**EXERCISE INSTRUCTIONS:** The answer must consist of every line from the data that holds the string "last".

**PROVIDED ENTRIES:**

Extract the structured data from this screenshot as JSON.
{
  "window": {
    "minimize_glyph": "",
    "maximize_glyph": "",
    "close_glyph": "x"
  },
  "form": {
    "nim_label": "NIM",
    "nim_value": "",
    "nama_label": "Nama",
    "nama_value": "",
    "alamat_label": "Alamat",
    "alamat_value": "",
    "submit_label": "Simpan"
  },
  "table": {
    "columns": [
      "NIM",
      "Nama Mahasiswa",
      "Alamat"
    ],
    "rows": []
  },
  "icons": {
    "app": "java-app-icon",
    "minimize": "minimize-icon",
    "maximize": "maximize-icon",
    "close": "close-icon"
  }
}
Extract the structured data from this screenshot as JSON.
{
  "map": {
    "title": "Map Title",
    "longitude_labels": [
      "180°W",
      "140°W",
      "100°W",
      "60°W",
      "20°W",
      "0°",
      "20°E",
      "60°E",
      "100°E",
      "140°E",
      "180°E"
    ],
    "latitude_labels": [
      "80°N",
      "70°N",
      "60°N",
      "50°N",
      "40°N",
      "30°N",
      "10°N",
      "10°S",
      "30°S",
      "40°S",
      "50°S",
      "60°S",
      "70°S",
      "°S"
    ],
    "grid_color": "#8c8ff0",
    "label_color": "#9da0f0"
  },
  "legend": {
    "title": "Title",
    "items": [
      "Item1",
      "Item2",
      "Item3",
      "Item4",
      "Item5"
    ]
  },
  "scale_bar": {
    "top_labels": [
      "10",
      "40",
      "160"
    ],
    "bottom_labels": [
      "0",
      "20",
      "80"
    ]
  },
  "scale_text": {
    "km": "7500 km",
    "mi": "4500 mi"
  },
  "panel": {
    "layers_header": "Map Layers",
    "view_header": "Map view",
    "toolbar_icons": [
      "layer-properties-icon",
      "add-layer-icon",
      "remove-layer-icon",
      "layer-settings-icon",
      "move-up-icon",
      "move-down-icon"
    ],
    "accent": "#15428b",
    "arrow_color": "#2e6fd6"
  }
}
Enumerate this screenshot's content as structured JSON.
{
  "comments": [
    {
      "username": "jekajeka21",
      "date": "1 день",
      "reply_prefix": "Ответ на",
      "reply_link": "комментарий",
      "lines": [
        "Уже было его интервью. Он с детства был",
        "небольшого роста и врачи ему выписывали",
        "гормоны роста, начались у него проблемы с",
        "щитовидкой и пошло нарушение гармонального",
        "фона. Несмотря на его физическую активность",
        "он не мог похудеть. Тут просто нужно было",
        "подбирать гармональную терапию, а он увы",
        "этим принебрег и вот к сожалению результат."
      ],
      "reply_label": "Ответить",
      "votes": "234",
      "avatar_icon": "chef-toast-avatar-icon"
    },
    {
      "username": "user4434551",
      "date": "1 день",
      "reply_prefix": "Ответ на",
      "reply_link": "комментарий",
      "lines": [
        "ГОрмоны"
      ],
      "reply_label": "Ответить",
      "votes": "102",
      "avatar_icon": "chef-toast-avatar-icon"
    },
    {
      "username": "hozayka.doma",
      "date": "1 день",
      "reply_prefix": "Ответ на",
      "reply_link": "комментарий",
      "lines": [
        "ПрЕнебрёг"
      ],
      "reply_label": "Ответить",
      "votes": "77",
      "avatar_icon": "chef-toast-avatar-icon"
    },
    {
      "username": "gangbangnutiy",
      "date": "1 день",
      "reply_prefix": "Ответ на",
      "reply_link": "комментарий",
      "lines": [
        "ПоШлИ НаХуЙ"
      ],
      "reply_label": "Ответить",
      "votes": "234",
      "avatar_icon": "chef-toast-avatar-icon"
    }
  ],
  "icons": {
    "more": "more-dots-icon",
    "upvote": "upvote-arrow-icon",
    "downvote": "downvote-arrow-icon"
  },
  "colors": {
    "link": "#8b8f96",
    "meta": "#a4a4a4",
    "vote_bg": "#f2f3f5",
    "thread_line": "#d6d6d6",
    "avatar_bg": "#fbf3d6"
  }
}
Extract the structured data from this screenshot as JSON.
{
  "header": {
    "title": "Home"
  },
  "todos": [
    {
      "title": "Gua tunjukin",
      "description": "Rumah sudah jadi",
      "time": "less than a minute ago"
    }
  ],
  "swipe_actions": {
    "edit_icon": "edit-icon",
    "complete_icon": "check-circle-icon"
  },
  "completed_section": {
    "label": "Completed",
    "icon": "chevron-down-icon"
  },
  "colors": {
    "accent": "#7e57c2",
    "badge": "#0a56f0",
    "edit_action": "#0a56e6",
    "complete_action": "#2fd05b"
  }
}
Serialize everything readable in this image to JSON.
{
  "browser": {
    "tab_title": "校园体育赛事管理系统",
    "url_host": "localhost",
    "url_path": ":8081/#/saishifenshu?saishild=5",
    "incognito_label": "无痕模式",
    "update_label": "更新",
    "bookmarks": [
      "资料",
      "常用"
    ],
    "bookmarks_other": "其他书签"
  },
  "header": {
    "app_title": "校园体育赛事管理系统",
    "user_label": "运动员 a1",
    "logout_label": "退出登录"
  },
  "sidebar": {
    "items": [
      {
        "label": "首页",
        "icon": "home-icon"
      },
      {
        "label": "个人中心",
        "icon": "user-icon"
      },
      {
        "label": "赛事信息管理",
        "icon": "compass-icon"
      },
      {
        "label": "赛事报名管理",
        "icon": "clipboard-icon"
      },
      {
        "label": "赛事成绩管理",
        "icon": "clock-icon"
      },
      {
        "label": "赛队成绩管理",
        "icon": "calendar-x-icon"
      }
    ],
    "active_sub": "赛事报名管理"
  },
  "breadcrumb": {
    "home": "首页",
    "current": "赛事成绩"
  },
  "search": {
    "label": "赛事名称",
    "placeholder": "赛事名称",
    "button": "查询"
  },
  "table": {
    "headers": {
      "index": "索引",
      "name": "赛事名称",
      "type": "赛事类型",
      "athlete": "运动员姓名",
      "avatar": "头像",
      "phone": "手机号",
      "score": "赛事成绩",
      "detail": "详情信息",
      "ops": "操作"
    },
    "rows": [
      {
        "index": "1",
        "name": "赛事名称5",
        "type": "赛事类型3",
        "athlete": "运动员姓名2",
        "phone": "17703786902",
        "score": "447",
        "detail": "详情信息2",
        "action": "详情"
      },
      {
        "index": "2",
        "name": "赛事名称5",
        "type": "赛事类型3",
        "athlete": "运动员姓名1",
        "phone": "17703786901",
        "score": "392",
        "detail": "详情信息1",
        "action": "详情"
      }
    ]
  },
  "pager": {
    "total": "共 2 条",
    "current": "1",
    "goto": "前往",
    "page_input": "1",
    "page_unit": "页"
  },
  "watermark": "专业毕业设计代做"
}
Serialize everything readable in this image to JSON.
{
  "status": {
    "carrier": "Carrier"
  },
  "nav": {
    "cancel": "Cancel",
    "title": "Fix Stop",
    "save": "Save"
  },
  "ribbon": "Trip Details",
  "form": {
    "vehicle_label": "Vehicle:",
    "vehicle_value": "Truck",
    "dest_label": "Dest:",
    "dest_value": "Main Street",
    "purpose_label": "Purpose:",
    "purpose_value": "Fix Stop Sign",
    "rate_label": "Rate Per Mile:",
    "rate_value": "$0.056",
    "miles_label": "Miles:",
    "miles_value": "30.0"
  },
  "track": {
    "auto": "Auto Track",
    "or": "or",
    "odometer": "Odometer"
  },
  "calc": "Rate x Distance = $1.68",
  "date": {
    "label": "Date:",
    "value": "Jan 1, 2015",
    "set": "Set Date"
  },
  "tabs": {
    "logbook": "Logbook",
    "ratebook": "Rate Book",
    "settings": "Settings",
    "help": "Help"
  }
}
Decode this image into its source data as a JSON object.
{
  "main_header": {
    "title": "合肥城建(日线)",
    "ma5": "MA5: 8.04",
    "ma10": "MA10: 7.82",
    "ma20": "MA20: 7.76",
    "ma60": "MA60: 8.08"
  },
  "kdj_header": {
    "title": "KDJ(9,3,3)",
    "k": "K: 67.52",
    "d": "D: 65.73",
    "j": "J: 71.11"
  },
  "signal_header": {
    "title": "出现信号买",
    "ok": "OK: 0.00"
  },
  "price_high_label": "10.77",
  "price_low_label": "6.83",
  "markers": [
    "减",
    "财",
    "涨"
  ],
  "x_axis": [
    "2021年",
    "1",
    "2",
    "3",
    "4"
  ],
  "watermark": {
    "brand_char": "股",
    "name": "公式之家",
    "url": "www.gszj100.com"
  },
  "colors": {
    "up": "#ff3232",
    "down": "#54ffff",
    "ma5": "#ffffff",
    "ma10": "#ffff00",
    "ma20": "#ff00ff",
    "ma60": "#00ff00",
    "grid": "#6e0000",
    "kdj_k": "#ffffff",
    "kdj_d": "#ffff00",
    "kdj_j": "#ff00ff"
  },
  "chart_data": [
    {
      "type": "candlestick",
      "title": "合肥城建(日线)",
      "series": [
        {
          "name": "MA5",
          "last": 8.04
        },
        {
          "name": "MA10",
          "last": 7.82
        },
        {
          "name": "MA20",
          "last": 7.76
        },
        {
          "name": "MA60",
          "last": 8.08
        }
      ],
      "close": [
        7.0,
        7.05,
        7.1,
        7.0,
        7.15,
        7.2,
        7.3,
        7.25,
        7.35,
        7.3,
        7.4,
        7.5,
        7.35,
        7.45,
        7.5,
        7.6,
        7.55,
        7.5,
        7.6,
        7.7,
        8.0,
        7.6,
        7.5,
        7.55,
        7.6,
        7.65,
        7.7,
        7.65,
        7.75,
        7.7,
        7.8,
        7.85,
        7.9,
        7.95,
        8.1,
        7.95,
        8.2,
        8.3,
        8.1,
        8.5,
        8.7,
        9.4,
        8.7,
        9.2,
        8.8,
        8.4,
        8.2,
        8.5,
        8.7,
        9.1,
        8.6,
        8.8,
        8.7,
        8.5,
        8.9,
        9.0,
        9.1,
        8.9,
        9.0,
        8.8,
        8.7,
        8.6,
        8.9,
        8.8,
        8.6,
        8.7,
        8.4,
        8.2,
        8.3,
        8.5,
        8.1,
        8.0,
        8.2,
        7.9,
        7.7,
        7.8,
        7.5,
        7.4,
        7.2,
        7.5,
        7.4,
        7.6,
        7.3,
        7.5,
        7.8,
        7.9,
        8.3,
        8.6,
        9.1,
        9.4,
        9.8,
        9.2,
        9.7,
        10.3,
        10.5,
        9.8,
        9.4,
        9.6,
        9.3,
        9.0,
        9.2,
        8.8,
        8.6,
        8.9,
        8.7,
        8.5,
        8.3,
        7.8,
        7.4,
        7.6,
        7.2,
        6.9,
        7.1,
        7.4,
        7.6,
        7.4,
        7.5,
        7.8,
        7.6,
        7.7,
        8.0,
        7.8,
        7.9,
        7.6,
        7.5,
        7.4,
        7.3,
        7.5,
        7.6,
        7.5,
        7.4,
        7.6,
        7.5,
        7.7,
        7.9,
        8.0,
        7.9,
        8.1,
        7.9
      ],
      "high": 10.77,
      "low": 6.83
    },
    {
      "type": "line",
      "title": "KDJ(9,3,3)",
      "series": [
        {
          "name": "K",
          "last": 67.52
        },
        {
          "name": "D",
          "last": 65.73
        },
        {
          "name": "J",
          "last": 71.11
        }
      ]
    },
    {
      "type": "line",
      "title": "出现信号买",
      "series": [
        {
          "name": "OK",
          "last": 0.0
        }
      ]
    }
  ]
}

**FINAL ANSWER:**
          "last": 8.04
          "last": 7.82
          "last": 7.76
          "last": 8.08
          "last": 67.52
          "last": 65.73
          "last": 71.11
          "last": 0.0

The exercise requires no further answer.